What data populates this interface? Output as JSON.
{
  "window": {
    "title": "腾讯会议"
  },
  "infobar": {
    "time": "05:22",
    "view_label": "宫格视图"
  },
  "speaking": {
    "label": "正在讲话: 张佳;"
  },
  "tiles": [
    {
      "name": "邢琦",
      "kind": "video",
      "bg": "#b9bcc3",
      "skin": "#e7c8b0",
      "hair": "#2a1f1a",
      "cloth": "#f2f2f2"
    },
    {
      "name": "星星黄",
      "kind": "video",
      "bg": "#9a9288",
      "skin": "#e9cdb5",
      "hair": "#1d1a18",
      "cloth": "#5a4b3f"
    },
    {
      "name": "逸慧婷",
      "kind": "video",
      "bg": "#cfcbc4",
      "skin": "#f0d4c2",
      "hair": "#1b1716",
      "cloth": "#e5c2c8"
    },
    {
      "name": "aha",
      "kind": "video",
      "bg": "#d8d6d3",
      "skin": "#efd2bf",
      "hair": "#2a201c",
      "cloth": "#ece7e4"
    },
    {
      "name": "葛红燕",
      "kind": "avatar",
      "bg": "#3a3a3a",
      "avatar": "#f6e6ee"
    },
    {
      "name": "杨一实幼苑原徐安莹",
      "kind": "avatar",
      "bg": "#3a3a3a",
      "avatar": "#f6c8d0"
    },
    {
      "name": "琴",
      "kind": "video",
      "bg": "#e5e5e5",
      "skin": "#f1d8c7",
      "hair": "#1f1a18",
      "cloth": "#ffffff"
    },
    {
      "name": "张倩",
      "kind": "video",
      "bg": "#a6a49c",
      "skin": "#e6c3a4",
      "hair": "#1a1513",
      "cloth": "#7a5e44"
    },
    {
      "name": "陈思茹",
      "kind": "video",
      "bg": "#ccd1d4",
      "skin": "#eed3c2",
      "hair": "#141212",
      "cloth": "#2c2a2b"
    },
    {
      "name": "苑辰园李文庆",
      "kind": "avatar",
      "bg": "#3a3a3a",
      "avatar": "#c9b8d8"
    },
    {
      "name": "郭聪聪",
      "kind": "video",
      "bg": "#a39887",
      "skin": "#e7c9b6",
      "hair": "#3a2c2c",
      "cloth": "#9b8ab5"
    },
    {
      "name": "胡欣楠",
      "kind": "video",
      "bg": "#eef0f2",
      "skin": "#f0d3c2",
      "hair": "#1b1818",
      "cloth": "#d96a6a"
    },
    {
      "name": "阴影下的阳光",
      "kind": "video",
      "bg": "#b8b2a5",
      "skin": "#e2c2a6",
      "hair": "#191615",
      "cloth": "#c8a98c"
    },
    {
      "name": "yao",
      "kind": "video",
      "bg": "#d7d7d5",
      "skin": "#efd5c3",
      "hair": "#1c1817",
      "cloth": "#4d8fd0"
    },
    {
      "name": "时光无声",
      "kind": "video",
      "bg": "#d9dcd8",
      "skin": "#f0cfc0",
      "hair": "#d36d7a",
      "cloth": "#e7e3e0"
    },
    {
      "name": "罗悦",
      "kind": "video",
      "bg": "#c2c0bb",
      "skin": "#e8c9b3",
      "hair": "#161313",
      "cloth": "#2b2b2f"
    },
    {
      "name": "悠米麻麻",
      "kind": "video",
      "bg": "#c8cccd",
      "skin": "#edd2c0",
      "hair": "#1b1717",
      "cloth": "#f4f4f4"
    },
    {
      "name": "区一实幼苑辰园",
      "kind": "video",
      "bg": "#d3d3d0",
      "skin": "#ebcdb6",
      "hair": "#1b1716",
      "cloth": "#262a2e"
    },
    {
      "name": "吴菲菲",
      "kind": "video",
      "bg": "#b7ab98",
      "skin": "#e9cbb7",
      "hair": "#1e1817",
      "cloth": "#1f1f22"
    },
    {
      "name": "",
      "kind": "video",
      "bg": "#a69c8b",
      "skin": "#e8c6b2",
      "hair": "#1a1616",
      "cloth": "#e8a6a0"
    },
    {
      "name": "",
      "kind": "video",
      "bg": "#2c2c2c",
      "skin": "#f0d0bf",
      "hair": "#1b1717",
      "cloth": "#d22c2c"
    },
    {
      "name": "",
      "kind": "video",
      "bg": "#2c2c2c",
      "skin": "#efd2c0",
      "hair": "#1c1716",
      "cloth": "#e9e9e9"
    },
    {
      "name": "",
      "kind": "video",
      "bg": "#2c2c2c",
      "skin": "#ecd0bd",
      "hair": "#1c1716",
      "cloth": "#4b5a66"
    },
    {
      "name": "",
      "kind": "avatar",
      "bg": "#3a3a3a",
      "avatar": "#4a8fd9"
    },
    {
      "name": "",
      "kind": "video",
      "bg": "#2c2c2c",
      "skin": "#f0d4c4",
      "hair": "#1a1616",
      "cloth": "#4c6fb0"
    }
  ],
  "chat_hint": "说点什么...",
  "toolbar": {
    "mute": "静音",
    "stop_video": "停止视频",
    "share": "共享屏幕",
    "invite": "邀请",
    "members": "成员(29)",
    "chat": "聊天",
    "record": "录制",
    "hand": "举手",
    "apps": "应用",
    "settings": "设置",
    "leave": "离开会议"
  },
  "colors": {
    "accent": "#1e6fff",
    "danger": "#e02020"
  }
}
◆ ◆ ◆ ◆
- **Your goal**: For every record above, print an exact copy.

- **Result of this task**:
What data populates this interface? Output as JSON.
{
  "window": {
    "title": "腾讯会议"
  },
  "infobar": {
    "time": "05:22",
    "view_label": "宫格视图"
  },
  "speaking": {
    "label": "正在讲话: 张佳;"
  },
  "tiles": [
    {
      "name": "邢琦",
      "kind": "video",
      "bg": "#b9bcc3",
      "skin": "#e7c8b0",
      "hair": "#2a1f1a",
      "cloth": "#f2f2f2"
    },
    {
      "name": "星星黄",
      "kind": "video",
      "bg": "#9a9288",
      "skin": "#e9cdb5",
      "hair": "#1d1a18",
      "cloth": "#5a4b3f"
    },
    {
      "name": "逸慧婷",
      "kind": "video",
      "bg": "#cfcbc4",
      "skin": "#f0d4c2",
      "hair": "#1b1716",
      "cloth": "#e5c2c8"
    },
    {
      "name": "aha",
      "kind": "video",
      "bg": "#d8d6d3",
      "skin": "#efd2bf",
      "hair": "#2a201c",
      "cloth": "#ece7e4"
    },
    {
      "name": "葛红燕",
      "kind": "avatar",
      "bg": "#3a3a3a",
      "avatar": "#f6e6ee"
    },
    {
      "name": "杨一实幼苑原徐安莹",
      "kind": "avatar",
      "bg": "#3a3a3a",
      "avatar": "#f6c8d0"
    },
    {
      "name": "琴",
      "kind": "video",
      "bg": "#e5e5e5",
      "skin": "#f1d8c7",
      "hair": "#1f1a18",
      "cloth": "#ffffff"
    },
    {
      "name": "张倩",
      "kind": "video",
      "bg": "#a6a49c",
      "skin": "#e6c3a4",
      "hair": "#1a1513",
      "cloth": "#7a5e44"
    },
    {
      "name": "陈思茹",
      "kind": "video",
      "bg": "#ccd1d4",
      "skin": "#eed3c2",
      "hair": "#141212",
      "cloth": "#2c2a2b"
    },
    {
      "name": "苑辰园李文庆",
      "kind": "avatar",
      "bg": "#3a3a3a",
      "avatar": "#c9b8d8"
    },
    {
      "name": "郭聪聪",
      "kind": "video",
      "bg": "#a39887",
      "skin": "#e7c9b6",
      "hair": "#3a2c2c",
      "cloth": "#9b8ab5"
    },
    {
      "name": "胡欣楠",
      "kind": "video",
      "bg": "#eef0f2",
      "skin": "#f0d3c2",
      "hair": "#1b1818",
      "cloth": "#d96a6a"
    },
    {
      "name": "阴影下的阳光",
      "kind": "video",
      "bg": "#b8b2a5",
      "skin": "#e2c2a6",
      "hair": "#191615",
      "cloth": "#c8a98c"
    },
    {
      "name": "yao",
      "kind": "video",
      "bg": "#d7d7d5",
      "skin": "#efd5c3",
      "hair": "#1c1817",
      "cloth": "#4d8fd0"
    },
    {
      "name": "时光无声",
      "kind": "video",
      "bg": "#d9dcd8",
      "skin": "#f0cfc0",
      "hair": "#d36d7a",
      "cloth": "#e7e3e0"
    },
    {
      "name": "罗悦",
      "kind": "video",
      "bg": "#c2c0bb",
      "skin": "#e8c9b3",
      "hair": "#161313",
      "cloth": "#2b2b2f"
    },
    {
      "name": "悠米麻麻",
      "kind": "video",
      "bg": "#c8cccd",
      "skin": "#edd2c0",
      "hair": "#1b1717",
      "cloth": "#f4f4f4"
    },
    {
      "name": "区一实幼苑辰园",
      "kind": "video",
      "bg": "#d3d3d0",
      "skin": "#ebcdb6",
      "hair": "#1b1716",
      "cloth": "#262a2e"
    },
    {
      "name": "吴菲菲",
      "kind": "video",
      "bg": "#b7ab98",
      "skin": "#e9cbb7",
      "hair": "#1e1817",
      "cloth": "#1f1f22"
    },
    {
      "name": "",
      "kind": "video",
      "bg": "#a69c8b",
      "skin": "#e8c6b2",
      "hair": "#1a1616",
      "cloth": "#e8a6a0"
    },
    {
      "name": "",
      "kind": "video",
      "bg": "#2c2c2c",
      "skin": "#f0d0bf",
      "hair": "#1b1717",
      "cloth": "#d22c2c"
    },
    {
      "name": "",
      "kind": "video",
      "bg": "#2c2c2c",
      "skin": "#efd2c0",
      "hair": "#1c1716",
      "cloth": "#e9e9e9"
    },
    {
      "name": "",
      "kind": "video",
      "bg": "#2c2c2c",
      "skin": "#ecd0bd",
      "hair": "#1c1716",
      "cloth": "#4b5a66"
    },
    {
      "name": "",
      "kind": "avatar",
      "bg": "#3a3a3a",
      "avatar": "#4a8fd9"
    },
    {
      "name": "",
      "kind": "video",
      "bg": "#2c2c2c",
      "skin": "#f0d4c4",
      "hair": "#1a1616",
      "cloth": "#4c6fb0"
    }
  ],
  "chat_hint": "说点什么...",
  "toolbar": {
    "mute": "静音",
    "stop_video": "停止视频",
    "share": "共享屏幕",
    "invite": "邀请",
    "members": "成员(29)",
    "chat": "聊天",
    "record": "录制",
    "hand": "举手",
    "apps": "应用",
    "settings": "设置",
    "leave": "离开会议"
  },
  "colors": {
    "accent": "#1e6fff",
    "danger": "#e02020"
  }
}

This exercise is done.